Panca Nugraha, The Jakarta Post, Mataram
A group of men sat on the porch of the building, playing games with their children.
All of them actually have homes, friends and families and once worked as farmers, but four years after being evacuated from their village in Ketapang, West Lombok, West Nusa Tenggara (NTB), their old lives seem millions of years away.
For the members of Ahmadiyah, returning to their village remains an impossible dream.
Ahmadiyah community members were evacuated to the transit house — a government-owned building that used to serve as a refuge for migrant workers — on Feb. 4, 2006, and have been living there ever since.
“We were told it was a temporary situation until security was restored in our village. But it turns out we can’t return home even now,” said Syahidin (45), the coordinator of the Ahmadiyah refugees at Wisma Transito.
During their four-year-long evacuation, 12 babies were born, with part of the evacuated congregation choosing to move to other regions outside NTB, leaving only 33 families or 126 people in the transit home.
Some of the babies born in the refuge were even named after the place, like Transiti Mariam Sudikah (3), Transita Nuriyah (2), and Muhamad Iqbal Transito (2).
The 3-by-3 meter makeshift rooms in the refuge are partitioned with curtains made of cloth, pre-used banners and sarongs. Highlighting the limitations and plain existence of the evacuees’ lives.
There are only six bathrooms with barely enough water to satisfy the needs of all families residing there. For cooking, the sect members have built a basic kitchen from used-cement sacks and wood or bamboo to support the back of the building.
Since mid 2008, the NTB social affairs office has stop delivering rice and other food aid to the refugees because social assistance was only made available for two years. They are still struggling to make a living. In the last six months, they had no electricity after they couldn’t afford to pay the bill. Worse, as citizens, they have lost their identities as they do not possess valid identity cards (KTP).
“The cards obtained from Ketapang have expired and our applications for new KTPs has been rejected here. This makes it difficult to obtain certificates for free medical aid for disadvantaged people,” said Sarim Ahmad (40), one of the refugees.

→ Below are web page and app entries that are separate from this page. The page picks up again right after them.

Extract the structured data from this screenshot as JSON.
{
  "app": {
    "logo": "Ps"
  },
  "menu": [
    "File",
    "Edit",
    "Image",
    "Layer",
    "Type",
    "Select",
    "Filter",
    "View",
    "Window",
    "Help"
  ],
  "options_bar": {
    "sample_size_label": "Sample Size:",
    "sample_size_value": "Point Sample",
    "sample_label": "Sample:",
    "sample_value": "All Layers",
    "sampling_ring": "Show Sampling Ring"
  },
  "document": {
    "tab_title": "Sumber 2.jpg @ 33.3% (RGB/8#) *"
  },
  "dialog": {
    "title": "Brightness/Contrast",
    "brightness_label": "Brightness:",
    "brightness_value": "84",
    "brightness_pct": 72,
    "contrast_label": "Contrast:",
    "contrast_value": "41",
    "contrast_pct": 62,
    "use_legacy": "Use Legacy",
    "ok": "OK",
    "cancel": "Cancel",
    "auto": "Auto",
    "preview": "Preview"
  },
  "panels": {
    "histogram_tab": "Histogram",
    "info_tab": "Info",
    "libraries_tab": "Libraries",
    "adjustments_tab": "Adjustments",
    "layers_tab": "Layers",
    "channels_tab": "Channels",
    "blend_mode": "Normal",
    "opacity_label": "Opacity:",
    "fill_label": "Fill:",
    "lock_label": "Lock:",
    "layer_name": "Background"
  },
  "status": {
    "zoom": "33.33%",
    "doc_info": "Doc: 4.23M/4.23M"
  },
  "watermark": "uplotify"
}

Without KTPs, the refugees have no access to free medical services and student aid (BSM). They had to pay the normal rate for hospital fees for each baby born during that time, and have not yet received allowances for their children’s education.
The BSM scheme normally provides Rp 15,000 per primary school student, Rp 50,000 per secondary school student and Rp 75,000 per high school student a month.

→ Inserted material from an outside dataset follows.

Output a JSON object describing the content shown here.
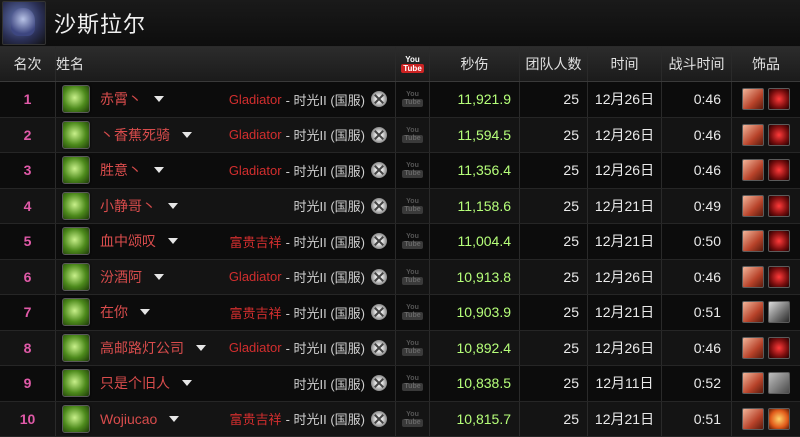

To support their families, some of the members of the sect have taken jobs in the construction industry, others in retail like snack shops. Sarim and 12 other members have been working for several months in Singkong Keju Mataram (Sikemat), a fried-cassava shop with 12 branches in Mataram.
They only earn Rp 12,000 a day, working from 8 a.m. to 5 p.m. local time.
“Sometimes we don’t have enough money to buy rice. But fortunately there’s the job at the snack shop, otherwise there would be nobody to turn to,” said Nuraeni (28), another Ahmadiyah evacuee with two children.
“I want to be a policeman,” said Ridho (3), the son of Zuhri and Nuraeni, when asked what he wished to become when he grew up. But who can guarantee Ridho’s dream will come true, when his parents cannot afford to pay for basic health and his education?
— Photos by JP/Panca Nugraha